◆ **Exercise goal**
An exact retyping of every record is required.

◆ **Data for processing**
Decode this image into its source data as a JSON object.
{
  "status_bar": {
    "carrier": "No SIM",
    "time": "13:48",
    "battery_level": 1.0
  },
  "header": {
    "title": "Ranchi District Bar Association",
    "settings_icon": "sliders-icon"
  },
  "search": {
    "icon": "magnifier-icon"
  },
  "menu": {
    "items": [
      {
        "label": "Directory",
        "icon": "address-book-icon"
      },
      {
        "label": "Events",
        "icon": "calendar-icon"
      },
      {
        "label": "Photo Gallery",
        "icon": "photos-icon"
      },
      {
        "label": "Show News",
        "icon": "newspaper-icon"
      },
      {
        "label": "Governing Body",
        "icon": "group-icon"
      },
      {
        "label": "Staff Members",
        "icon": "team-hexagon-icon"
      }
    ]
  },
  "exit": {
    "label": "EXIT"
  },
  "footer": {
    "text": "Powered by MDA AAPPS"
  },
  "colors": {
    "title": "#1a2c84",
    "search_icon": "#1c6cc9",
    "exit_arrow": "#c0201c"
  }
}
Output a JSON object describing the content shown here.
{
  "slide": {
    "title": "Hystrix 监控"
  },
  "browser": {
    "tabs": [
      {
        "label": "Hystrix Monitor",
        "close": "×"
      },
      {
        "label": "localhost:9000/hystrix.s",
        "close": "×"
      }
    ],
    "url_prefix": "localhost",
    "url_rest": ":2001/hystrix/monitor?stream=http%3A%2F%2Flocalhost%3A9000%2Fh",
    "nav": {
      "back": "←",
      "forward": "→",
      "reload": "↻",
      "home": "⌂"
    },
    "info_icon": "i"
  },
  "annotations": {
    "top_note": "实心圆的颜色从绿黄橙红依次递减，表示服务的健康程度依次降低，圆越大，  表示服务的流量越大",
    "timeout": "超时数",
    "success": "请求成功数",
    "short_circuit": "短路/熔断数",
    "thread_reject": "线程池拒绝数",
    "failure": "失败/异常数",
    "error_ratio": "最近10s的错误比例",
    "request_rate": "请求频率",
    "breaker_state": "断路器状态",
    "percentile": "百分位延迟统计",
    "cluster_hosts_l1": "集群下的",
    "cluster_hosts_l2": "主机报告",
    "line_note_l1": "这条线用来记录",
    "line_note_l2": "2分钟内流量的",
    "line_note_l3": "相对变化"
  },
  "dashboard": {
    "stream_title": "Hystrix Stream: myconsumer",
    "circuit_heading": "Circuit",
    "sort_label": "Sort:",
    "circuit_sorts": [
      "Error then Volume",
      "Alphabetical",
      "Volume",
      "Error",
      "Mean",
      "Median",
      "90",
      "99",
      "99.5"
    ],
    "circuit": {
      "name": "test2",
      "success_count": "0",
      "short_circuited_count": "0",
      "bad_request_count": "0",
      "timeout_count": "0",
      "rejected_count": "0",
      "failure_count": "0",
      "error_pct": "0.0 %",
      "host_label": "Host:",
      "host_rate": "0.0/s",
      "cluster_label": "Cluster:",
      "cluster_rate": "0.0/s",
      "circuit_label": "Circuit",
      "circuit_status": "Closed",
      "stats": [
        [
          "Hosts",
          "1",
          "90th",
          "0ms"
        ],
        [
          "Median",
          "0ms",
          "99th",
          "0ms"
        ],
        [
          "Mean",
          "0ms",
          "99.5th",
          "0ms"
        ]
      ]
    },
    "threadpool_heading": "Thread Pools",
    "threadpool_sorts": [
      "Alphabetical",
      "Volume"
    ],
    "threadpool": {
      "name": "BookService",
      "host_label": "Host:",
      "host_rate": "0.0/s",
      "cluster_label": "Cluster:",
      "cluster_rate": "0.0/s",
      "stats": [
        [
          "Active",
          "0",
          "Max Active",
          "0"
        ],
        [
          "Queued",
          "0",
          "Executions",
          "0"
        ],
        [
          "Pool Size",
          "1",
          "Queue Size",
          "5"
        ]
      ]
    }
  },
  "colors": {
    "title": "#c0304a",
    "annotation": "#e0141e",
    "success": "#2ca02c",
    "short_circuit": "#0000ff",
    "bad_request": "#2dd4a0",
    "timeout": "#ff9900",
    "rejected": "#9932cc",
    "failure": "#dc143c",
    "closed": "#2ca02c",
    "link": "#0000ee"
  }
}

◆ **The completed task**
Decode this image into its source data as a JSON object.
{
  "status_bar": {
    "carrier": "No SIM",
    "time": "13:48",
    "battery_level": 1.0
  },
  "header": {
    "title": "Ranchi District Bar Association",
    "settings_icon": "sliders-icon"
  },
  "search": {
    "icon": "magnifier-icon"
  },
  "menu": {
    "items": [
      {
        "label": "Directory",
        "icon": "address-book-icon"
      },
      {
        "label": "Events",
        "icon": "calendar-icon"
      },
      {
        "label": "Photo Gallery",
        "icon": "photos-icon"
      },
      {
        "label": "Show News",
        "icon": "newspaper-icon"
      },
      {
        "label": "Governing Body",
        "icon": "group-icon"
      },
      {
        "label": "Staff Members",
        "icon": "team-hexagon-icon"
      }
    ]
  },
  "exit": {
    "label": "EXIT"
  },
  "footer": {
    "text": "Powered by MDA AAPPS"
  },
  "colors": {
    "title": "#1a2c84",
    "search_icon": "#1c6cc9",
    "exit_arrow": "#c0201c"
  }
}
Output a JSON object describing the content shown here.
{
  "slide": {
    "title": "Hystrix 监控"
  },
  "browser": {
    "tabs": [
      {
        "label": "Hystrix Monitor",
        "close": "×"
      },
      {
        "label": "localhost:9000/hystrix.s",
        "close": "×"
      }
    ],
    "url_prefix": "localhost",
    "url_rest": ":2001/hystrix/monitor?stream=http%3A%2F%2Flocalhost%3A9000%2Fh",
    "nav": {
      "back": "←",
      "forward": "→",
      "reload": "↻",
      "home": "⌂"
    },
    "info_icon": "i"
  },
  "annotations": {
    "top_note": "实心圆的颜色从绿黄橙红依次递减，表示服务的健康程度依次降低，圆越大，  表示服务的流量越大",
    "timeout": "超时数",
    "success": "请求成功数",
    "short_circuit": "短路/熔断数",
    "thread_reject": "线程池拒绝数",
    "failure": "失败/异常数",
    "error_ratio": "最近10s的错误比例",
    "request_rate": "请求频率",
    "breaker_state": "断路器状态",
    "percentile": "百分位延迟统计",
    "cluster_hosts_l1": "集群下的",
    "cluster_hosts_l2": "主机报告",
    "line_note_l1": "这条线用来记录",
    "line_note_l2": "2分钟内流量的",
    "line_note_l3": "相对变化"
  },
  "dashboard": {
    "stream_title": "Hystrix Stream: myconsumer",
    "circuit_heading": "Circuit",
    "sort_label": "Sort:",
    "circuit_sorts": [
      "Error then Volume",
      "Alphabetical",
      "Volume",
      "Error",
      "Mean",
      "Median",
      "90",
      "99",
      "99.5"
    ],
    "circuit": {
      "name": "test2",
      "success_count": "0",
      "short_circuited_count": "0",
      "bad_request_count": "0",
      "timeout_count": "0",
      "rejected_count": "0",
      "failure_count": "0",
      "error_pct": "0.0 %",
      "host_label": "Host:",
      "host_rate": "0.0/s",
      "cluster_label": "Cluster:",
      "cluster_rate": "0.0/s",
      "circuit_label": "Circuit",
      "circuit_status": "Closed",
      "stats": [
        [
          "Hosts",
          "1",
          "90th",
          "0ms"
        ],
        [
          "Median",
          "0ms",
          "99th",
          "0ms"
        ],
        [
          "Mean",
          "0ms",
          "99.5th",
          "0ms"
        ]
      ]
    },
    "threadpool_heading": "Thread Pools",
    "threadpool_sorts": [
      "Alphabetical",
      "Volume"
    ],
    "threadpool": {
      "name": "BookService",
      "host_label": "Host:",
      "host_rate": "0.0/s",
      "cluster_label": "Cluster:",
      "cluster_rate": "0.0/s",
      "stats": [
        [
          "Active",
          "0",
          "Max Active",
          "0"
        ],
        [
          "Queued",
          "0",
          "Executions",
          "0"
        ],
        [
          "Pool Size",
          "1",
          "Queue Size",
          "5"
        ]
      ]
    }
  },
  "colors": {
    "title": "#c0304a",
    "annotation": "#e0141e",
    "success": "#2ca02c",
    "short_circuit": "#0000ff",
    "bad_request": "#2dd4a0",
    "timeout": "#ff9900",
    "rejected": "#9932cc",
    "failure": "#dc143c",
    "closed": "#2ca02c",
    "link": "#0000ee"
  }
}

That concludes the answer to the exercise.